Work to complete: Everything from the line holding "Transcribe this image's" through the last line of the listing needs to be repeated exactly, with no other lines.
================
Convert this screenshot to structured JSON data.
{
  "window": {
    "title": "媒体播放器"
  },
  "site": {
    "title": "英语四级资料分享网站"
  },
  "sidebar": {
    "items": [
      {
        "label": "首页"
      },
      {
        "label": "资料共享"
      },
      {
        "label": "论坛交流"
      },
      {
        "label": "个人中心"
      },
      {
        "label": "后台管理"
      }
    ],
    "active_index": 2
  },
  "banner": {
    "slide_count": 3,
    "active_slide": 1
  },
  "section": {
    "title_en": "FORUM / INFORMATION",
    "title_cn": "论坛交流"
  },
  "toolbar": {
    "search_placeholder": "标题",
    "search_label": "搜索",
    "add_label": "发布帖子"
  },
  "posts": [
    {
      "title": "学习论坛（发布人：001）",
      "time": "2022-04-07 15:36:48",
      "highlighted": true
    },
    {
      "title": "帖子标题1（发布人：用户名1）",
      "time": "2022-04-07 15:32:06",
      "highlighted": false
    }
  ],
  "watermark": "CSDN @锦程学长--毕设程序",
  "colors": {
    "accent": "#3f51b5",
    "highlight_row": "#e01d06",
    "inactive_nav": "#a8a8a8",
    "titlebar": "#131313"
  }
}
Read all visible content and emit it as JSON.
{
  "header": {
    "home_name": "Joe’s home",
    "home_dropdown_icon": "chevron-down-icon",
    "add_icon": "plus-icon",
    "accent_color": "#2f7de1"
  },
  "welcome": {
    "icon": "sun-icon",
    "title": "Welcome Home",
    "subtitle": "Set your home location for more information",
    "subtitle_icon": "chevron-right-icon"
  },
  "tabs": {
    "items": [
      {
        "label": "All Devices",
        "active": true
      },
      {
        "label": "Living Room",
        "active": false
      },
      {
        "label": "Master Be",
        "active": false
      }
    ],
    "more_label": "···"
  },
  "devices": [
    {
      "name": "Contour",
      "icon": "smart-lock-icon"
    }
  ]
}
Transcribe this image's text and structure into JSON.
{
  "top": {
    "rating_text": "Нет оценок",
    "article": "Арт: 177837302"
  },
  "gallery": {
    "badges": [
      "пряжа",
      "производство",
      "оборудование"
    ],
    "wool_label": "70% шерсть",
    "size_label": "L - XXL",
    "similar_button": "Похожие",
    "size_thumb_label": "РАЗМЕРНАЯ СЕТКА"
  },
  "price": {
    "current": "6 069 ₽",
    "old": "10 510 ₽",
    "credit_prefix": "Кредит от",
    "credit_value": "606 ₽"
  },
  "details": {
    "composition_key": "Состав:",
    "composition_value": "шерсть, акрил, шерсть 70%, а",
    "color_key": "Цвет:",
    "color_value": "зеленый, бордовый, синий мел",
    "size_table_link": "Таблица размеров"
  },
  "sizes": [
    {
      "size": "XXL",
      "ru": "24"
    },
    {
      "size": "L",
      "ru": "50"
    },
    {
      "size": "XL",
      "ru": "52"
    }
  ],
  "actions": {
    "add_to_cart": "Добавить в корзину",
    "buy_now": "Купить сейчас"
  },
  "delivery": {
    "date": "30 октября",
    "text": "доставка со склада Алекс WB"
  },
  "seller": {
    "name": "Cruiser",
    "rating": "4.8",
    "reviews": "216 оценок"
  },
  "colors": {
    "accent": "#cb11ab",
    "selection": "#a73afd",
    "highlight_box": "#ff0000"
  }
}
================
Exercise response:
Transcribe this image's text and structure into JSON.
{
  "top": {
    "rating_text": "Нет оценок",
    "article": "Арт: 177837302"
  },
  "gallery": {
    "badges": [
      "пряжа",
      "производство",
      "оборудование"
    ],
    "wool_label": "70% шерсть",
    "size_label": "L - XXL",
    "similar_button": "Похожие",
    "size_thumb_label": "РАЗМЕРНАЯ СЕТКА"
  },
  "price": {
    "current": "6 069 ₽",
    "old": "10 510 ₽",
    "credit_prefix": "Кредит от",
    "credit_value": "606 ₽"
  },
  "details": {
    "composition_key": "Состав:",
    "composition_value": "шерсть, акрил, шерсть 70%, а",
    "color_key": "Цвет:",
    "color_value": "зеленый, бордовый, синий мел",
    "size_table_link": "Таблица размеров"
  },
  "sizes": [
    {
      "size": "XXL",
      "ru": "24"
    },
    {
      "size": "L",
      "ru": "50"
    },
    {
      "size": "XL",
      "ru": "52"
    }
  ],
  "actions": {
    "add_to_cart": "Добавить в корзину",
    "buy_now": "Купить сейчас"
  },
  "delivery": {
    "date": "30 октября",
    "text": "доставка со склада Алекс WB"
  },
  "seller": {
    "name": "Cruiser",
    "rating": "4.8",
    "reviews": "216 оценок"
  },
  "colors": {
    "accent": "#cb11ab",
    "selection": "#a73afd",
    "highlight_box": "#ff0000"
  }
}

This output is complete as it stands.